I mentioned in the last post some of the work we were tasked with in the first week, most of it hard, heavy work in the blazing sun. We spent most of the first week painting a very long fence in the hottest heat I’ve ever experienced – it was not fun. Then we were given yet more physical outdoor tasks which almost killed us. Luckily, as the weather let up, it became more bearable.
As the weeks went on, the work changed for the better and we really started enjoying ourselves. We developed a menu for 30 tour guests and then spent a week cooking for them which was great fun. It felt great to be given such a big responsibility and it all went completely perfectly. We also got the chance to help in the garden and learn about the produce, and of course I took care of the animals every day.
One of the jobs I was most excited to do was the design project, which unfortunately I didn’t get much chance to do when I was there, but am now continuing with it at home – which is great for long days in isolation. Overall, my short daily shifts were filled with mostly fun tasks, great people and a gorgeous place. What’s not to like?
Doing a workaway in Belize was a great decision for me. It allowed me to stay put and get to know San Ignacio really well for a month, I saved a lot of money as my accommodation and food were paid for in exchange for my work and I got to do some fun and crazy things on the weekends which I really enjoyed. I loved the whole experience and wouldn’t hesitate to do another workaway. I know they’re not all going to be amazing, but I think it’s worth a try anyway!
Next up: San Ignacio

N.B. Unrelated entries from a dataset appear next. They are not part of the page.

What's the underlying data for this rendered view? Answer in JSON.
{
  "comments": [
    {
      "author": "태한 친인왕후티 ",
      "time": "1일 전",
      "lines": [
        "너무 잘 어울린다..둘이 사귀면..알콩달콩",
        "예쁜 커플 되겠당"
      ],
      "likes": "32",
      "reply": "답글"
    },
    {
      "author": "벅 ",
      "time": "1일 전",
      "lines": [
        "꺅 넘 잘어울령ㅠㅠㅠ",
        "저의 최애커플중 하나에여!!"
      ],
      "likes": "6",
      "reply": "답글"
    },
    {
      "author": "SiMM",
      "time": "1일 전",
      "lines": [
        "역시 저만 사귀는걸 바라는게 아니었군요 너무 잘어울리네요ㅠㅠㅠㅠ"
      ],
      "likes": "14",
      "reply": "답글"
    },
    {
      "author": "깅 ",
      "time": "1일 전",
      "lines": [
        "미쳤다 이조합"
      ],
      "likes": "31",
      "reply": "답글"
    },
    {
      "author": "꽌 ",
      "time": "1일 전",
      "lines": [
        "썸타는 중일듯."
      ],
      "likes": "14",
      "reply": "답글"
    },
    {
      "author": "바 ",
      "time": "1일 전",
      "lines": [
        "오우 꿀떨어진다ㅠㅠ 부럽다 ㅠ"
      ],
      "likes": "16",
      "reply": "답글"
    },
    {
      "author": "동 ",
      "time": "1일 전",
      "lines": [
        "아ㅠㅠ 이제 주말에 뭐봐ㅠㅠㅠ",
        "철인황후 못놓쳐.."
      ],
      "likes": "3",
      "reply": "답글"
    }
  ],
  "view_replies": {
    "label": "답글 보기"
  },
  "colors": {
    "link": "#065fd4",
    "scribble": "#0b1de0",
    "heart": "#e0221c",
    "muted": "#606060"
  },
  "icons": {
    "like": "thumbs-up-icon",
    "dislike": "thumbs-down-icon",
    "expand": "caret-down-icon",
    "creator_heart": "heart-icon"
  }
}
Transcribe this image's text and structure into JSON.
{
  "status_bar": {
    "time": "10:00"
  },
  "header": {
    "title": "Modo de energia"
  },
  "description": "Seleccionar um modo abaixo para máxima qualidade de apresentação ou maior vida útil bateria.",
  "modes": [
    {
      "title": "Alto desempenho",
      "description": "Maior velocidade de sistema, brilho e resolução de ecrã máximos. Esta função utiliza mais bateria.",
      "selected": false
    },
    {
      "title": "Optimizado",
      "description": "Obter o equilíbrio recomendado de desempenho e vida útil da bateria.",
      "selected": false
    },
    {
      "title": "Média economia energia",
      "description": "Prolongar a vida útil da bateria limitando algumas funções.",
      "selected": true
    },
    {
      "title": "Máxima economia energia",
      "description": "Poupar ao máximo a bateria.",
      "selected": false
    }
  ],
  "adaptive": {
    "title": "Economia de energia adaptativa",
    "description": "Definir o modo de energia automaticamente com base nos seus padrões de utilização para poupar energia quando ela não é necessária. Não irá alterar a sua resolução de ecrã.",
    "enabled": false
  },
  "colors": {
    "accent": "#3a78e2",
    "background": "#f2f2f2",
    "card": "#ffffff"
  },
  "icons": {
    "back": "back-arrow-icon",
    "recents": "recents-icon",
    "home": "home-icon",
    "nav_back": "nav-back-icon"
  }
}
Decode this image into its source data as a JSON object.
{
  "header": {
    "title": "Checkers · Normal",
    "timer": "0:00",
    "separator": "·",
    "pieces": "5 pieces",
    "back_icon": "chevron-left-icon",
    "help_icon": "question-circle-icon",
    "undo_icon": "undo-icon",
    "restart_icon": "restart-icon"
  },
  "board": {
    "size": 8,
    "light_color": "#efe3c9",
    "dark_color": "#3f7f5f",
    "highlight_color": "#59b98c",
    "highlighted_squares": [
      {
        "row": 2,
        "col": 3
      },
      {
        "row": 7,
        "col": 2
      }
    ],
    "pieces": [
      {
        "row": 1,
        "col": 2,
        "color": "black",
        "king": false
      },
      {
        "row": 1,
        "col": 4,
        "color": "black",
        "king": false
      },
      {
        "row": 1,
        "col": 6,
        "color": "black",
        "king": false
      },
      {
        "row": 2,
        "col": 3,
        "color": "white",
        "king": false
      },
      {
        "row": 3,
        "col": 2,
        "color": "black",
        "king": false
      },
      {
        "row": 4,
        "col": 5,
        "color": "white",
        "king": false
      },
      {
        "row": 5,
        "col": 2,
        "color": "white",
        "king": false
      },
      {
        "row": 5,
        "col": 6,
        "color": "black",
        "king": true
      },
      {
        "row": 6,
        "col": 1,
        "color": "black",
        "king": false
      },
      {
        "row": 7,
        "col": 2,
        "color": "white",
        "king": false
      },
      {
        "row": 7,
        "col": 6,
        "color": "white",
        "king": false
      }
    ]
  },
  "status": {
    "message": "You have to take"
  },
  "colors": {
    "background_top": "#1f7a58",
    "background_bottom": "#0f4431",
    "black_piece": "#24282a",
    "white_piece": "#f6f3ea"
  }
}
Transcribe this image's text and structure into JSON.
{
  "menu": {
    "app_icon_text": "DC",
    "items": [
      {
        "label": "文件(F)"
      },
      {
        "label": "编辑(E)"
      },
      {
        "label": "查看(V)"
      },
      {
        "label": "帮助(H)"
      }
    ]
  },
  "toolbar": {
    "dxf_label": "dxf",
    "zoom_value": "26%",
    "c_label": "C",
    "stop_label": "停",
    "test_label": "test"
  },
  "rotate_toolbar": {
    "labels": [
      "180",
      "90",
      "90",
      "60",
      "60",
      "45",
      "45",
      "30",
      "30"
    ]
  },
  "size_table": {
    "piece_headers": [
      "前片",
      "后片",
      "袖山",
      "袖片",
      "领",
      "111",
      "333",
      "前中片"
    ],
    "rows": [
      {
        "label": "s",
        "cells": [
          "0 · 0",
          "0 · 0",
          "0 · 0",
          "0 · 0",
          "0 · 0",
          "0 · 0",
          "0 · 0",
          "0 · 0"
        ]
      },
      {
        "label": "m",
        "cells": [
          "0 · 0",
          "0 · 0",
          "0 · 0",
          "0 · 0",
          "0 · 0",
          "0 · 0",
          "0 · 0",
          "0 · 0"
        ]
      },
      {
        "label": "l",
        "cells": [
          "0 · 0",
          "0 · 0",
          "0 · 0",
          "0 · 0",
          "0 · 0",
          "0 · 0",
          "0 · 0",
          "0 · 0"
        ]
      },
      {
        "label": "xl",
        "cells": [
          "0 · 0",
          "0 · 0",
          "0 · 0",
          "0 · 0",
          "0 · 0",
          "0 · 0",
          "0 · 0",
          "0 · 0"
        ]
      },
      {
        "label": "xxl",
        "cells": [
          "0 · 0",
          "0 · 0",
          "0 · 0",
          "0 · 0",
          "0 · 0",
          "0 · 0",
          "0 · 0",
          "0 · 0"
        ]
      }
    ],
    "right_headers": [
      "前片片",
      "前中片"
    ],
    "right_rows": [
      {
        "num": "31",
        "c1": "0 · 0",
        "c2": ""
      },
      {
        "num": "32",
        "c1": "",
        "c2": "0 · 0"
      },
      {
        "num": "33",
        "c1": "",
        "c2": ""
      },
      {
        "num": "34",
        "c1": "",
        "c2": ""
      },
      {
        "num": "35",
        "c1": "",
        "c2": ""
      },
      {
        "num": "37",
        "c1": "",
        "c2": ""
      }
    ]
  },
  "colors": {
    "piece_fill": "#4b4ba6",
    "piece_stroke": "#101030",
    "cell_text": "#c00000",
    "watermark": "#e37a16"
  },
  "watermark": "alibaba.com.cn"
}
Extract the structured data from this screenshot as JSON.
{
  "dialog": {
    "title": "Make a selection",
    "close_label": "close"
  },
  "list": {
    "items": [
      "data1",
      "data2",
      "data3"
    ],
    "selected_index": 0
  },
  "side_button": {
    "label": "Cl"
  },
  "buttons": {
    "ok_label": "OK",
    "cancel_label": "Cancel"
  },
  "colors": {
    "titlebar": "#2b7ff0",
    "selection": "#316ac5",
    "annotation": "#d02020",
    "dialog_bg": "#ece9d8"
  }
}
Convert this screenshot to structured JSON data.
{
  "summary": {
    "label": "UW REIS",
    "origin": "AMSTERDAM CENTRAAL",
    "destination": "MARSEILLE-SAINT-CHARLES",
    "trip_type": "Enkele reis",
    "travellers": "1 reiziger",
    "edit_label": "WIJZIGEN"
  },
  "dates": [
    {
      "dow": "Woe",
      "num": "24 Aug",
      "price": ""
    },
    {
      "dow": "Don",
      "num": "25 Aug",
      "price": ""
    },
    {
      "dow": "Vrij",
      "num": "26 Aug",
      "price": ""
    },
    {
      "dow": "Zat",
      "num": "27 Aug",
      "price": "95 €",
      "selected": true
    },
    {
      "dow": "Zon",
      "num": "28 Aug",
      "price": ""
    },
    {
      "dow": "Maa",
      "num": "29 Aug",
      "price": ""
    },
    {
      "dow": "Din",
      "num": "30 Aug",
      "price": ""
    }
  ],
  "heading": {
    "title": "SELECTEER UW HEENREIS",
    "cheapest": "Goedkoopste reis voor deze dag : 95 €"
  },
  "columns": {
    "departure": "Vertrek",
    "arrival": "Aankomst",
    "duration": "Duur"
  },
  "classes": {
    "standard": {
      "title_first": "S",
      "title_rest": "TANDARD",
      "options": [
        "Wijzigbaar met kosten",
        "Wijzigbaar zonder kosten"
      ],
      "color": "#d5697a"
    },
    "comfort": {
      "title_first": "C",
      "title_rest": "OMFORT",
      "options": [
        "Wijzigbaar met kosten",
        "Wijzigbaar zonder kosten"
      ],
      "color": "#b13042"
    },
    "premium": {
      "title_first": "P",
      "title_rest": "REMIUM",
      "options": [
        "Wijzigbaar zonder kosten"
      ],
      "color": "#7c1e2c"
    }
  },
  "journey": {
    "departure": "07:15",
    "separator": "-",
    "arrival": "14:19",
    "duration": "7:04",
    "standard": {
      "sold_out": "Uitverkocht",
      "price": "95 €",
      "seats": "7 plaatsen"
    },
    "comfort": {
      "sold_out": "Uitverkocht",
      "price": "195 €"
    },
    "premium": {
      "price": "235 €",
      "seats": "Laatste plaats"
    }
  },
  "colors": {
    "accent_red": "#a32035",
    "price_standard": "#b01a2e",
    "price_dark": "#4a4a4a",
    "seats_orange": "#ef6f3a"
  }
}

PS. I hope everyone is surviving this strange time of social distancing – finding things to keep you busy and happy each day. I’m going to be using some of the free time to get the rest of my Belize and Mexico blogs written and enjoy reminiscing about the trip.
Today also marks 4 years of this blog so I’ll be silently celebrating that!